Mrs Allen suggests getting creative with your learning methods. “For younger ones especially, don’t always feel that they have to write it all down on paper. Why not think about writing words in salt or flour in a tray, or getting outside and using a paintbrush and water on the fence. It’s different to something they might do at school and won’t fail to get them engaged.”

6. Use everyday things to count, problem solve and measure

We’ve got the best teaching resources anyone could wish for all around us when we’re at home. Count up the penny jar, organise the superhero figures into height order, do some baking or reorganise the pan drawer to make them all fit back in – there are plenty of things to do around the house that keep your child learning. Don’t force it though, keep working small activities in throughout the day.

7. Don’t be afraid to ask for help

Year 4 teacher, Mrs Butterworth suggests “take the advice of the teacher and use the activities they have planned for your child so that you don’t have to take on too much planning yourself. And remember, we’re still here, albeit behind a screen, so don’t ever be worried about asking for help!”
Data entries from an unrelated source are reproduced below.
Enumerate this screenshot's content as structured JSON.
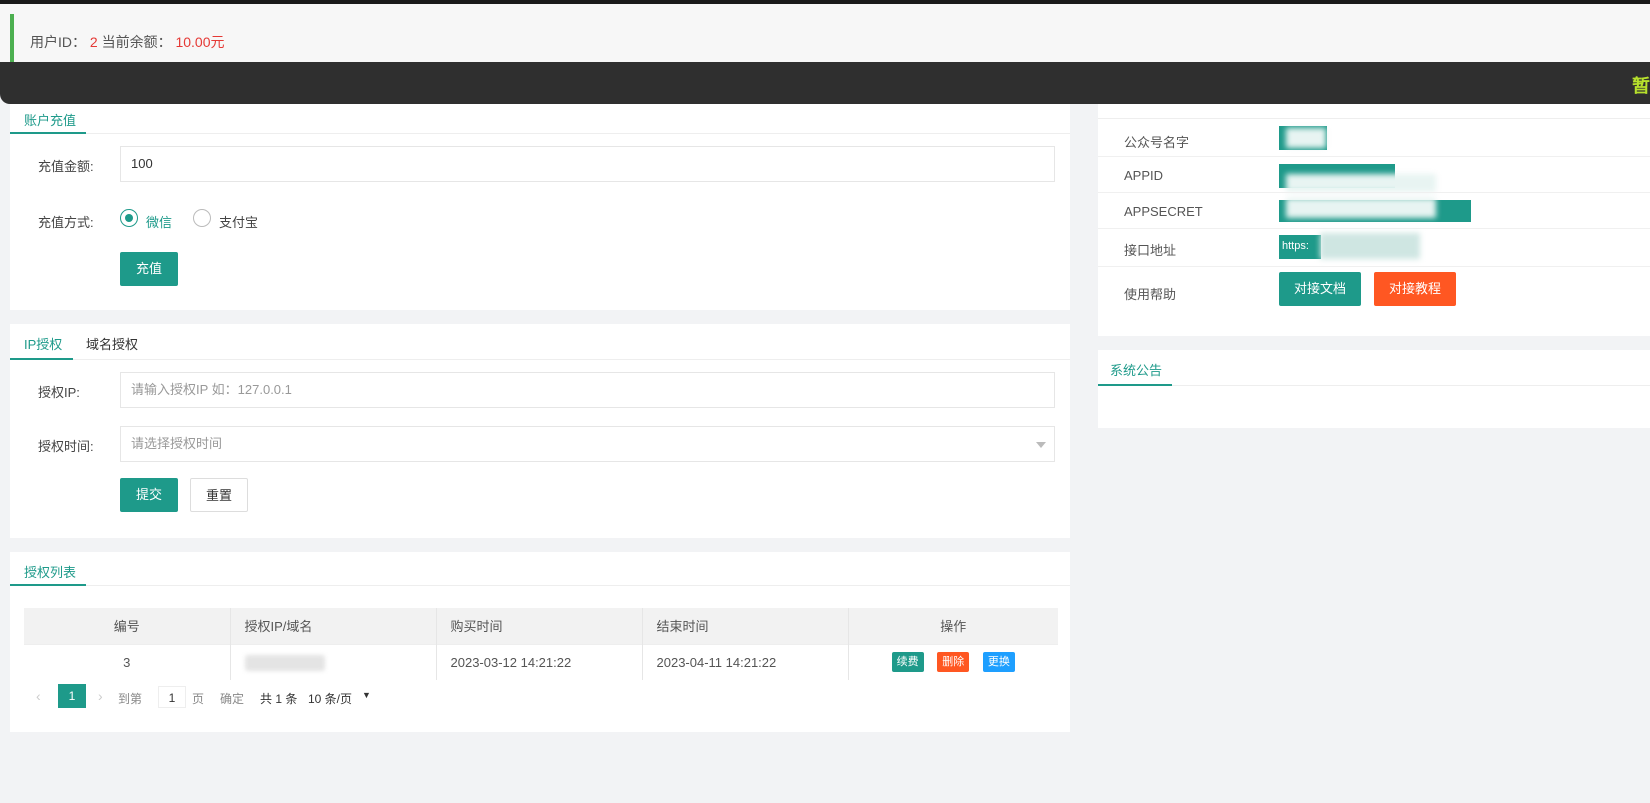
{
  "topbar": {
    "user_id_label": "用户ID：",
    "user_id": "2",
    "balance_label": "当前余额：",
    "balance": "10.00元",
    "notice_text": "暂"
  },
  "recharge": {
    "tab": "账户充值",
    "amount_label": "充值金额:",
    "amount_value": "100",
    "method_label": "充值方式:",
    "methods": [
      "微信",
      "支付宝"
    ],
    "selected_method": "微信",
    "submit": "充值"
  },
  "auth": {
    "tabs": [
      "IP授权",
      "域名授权"
    ],
    "active_tab": "IP授权",
    "ip_label": "授权IP:",
    "ip_placeholder": "请输入授权IP 如：127.0.0.1",
    "time_label": "授权时间:",
    "time_placeholder": "请选择授权时间",
    "submit": "提交",
    "reset": "重置"
  },
  "list": {
    "tab": "授权列表",
    "columns": [
      "编号",
      "授权IP/域名",
      "购买时间",
      "结束时间",
      "操作"
    ],
    "rows": [
      {
        "id": "3",
        "domain": "",
        "buy_time": "2023-03-12 14:21:22",
        "end_time": "2023-04-11 14:21:22",
        "actions": [
          "续费",
          "删除",
          "更换"
        ]
      }
    ],
    "pagination": {
      "current_page": "1",
      "goto_label": "到第",
      "goto_value": "1",
      "page_unit": "页",
      "confirm": "确定",
      "total": "共 1 条",
      "page_size": "10 条/页"
    }
  },
  "config": {
    "rows": [
      {
        "label": "公众号名字"
      },
      {
        "label": "APPID"
      },
      {
        "label": "APPSECRET"
      },
      {
        "label": "接口地址",
        "value_prefix": "https:"
      },
      {
        "label": "使用帮助"
      }
    ],
    "doc_button": "对接文档",
    "tutorial_button": "对接教程"
  },
  "announcement": {
    "tab": "系统公告"
  },
  "colors": {
    "accent": "#1e9a8a",
    "danger": "#ff5722",
    "info": "#1e9fff",
    "notice": "#b7e12c"
  }
}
8. Communication is key!

Headteacher, Mrs Weston, says, “in the first instance it’s all about communicating with them.  Our number one priority is to help them feel safe and secure in these difficult times.”
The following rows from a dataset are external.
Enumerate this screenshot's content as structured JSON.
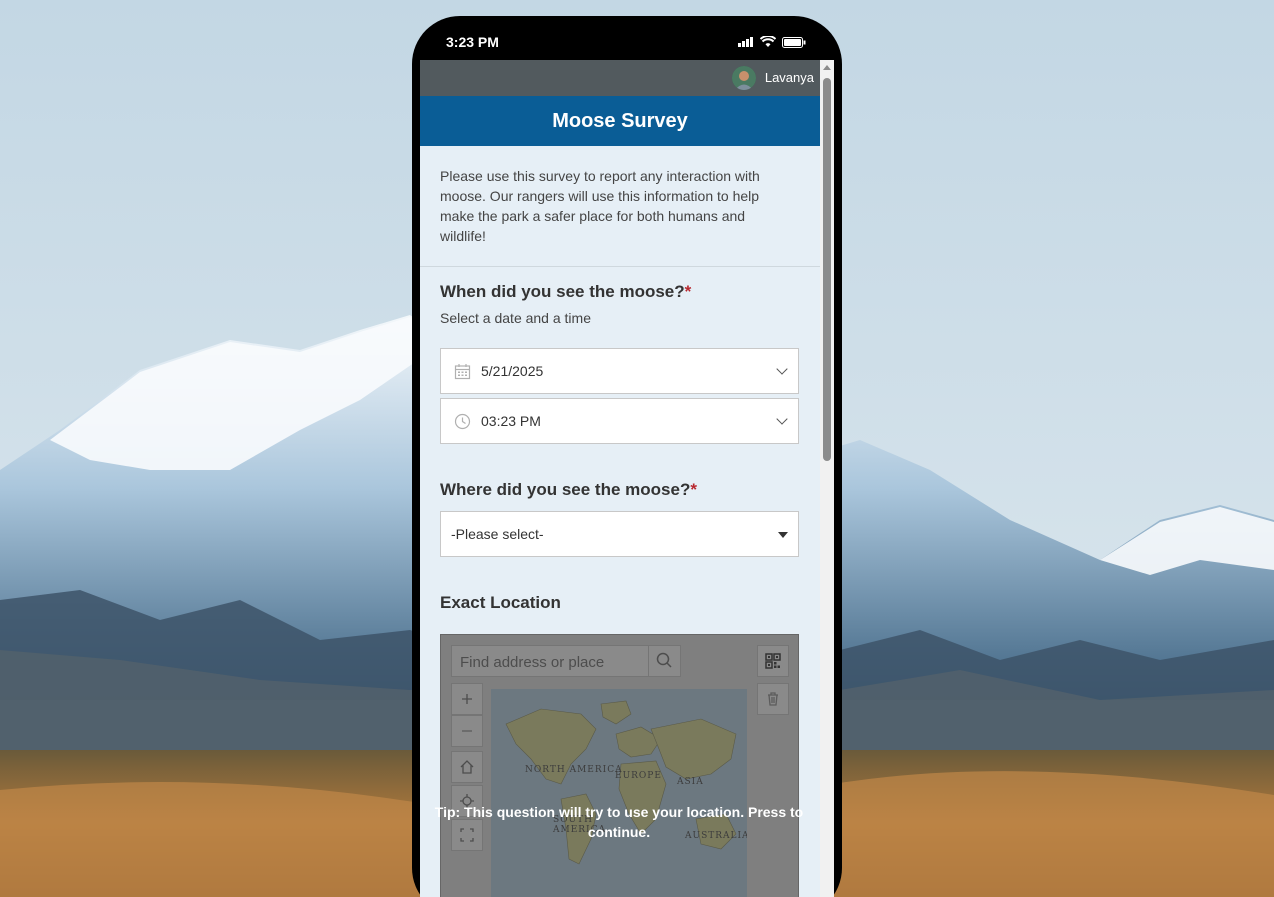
{
  "status_bar": {
    "time": "3:23 PM"
  },
  "user": {
    "name": "Lavanya"
  },
  "form": {
    "title": "Moose Survey",
    "intro": "Please use this survey to report any interaction with moose. Our rangers will use this information to help make the park a safer place for both humans and wildlife!"
  },
  "questions": {
    "when": {
      "label": "When did you see the moose?",
      "required_mark": "*",
      "hint": "Select a date and a time",
      "date_value": "5/21/2025",
      "time_value": "03:23 PM"
    },
    "where": {
      "label": "Where did you see the moose?",
      "required_mark": "*",
      "select_value": "-Please select-"
    },
    "location": {
      "label": "Exact Location",
      "search_placeholder": "Find address or place",
      "tip": "Tip: This question will try to use your location. Press to continue.",
      "map_labels": {
        "north_america": "NORTH AMERICA",
        "europe": "EUROPE",
        "asia": "ASIA",
        "south_america": "SOUTH AMERICA",
        "australia": "AUSTRALIA"
      }
    }
  },
  "colors": {
    "header": "#0a5d96",
    "user_bar": "#525a5e",
    "required": "#b8282f"
  }
}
She goes on to advise “think about giving them experiences around the house, encouraging them to help with simple daily chores such as the cooking, cleaning and tidying up.  When watching things, talk about what they are watching and encourage them to think about what might happen next and why. When reading stories to them, ask them questions and even encourage them to make up their own endings.”

9. There’s a place for screen time

We all need a break so don’t be afraid of letting them watch TV or spending sometime on the iPad. Everything in moderation, right?

10. Try and enjoy!

Mrs Allen says, “as parents, we will probably never be asked to do this again so try and enjoy this extra time with your children and embrace your inner-teacher. Just go with it!”

Remember, you’re trying your best!

We’ve all been thrown in to this mad situation together so all you can do is try your best. If today’s not going to plan, then enjoy the PJ day, build a den and read some books…there’s always tomorrow!


Check out these top ten tips from secondary school teachers!

Yes, please!